Collect each line of the entries that holds the string "label".

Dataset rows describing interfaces
=-=-=
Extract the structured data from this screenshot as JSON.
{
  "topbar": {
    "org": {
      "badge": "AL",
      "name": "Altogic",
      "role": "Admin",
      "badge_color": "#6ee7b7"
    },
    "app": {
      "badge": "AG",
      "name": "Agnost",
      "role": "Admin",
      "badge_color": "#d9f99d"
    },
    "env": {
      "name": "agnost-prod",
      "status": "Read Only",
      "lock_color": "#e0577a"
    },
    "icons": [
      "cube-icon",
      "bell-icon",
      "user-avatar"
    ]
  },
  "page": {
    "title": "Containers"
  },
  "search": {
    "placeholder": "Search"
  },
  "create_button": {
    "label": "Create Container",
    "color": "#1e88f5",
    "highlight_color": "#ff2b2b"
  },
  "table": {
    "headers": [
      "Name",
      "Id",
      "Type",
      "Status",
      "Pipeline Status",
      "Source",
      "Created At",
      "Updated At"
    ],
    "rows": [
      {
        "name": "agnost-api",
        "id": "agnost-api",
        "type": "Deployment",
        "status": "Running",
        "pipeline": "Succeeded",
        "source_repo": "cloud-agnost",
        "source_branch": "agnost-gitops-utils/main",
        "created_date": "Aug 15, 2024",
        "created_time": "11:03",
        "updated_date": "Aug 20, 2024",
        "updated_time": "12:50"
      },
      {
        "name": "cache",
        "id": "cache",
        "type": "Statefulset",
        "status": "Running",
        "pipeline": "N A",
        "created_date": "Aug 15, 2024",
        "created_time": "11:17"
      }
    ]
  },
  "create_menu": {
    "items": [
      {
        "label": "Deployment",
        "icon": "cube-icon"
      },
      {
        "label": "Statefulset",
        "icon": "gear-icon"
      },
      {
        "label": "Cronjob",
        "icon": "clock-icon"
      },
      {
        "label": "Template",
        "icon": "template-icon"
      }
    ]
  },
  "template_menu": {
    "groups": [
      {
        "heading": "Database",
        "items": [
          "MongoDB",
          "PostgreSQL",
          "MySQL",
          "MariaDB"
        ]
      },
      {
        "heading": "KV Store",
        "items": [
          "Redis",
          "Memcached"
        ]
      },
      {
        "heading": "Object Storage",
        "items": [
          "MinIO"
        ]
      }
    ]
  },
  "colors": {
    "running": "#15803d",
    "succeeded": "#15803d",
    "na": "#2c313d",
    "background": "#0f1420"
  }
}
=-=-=
* Solved problem
    "label": "Create Container",
        "label": "Deployment",
        "label": "Statefulset",
        "label": "Cronjob",
        "label": "Template",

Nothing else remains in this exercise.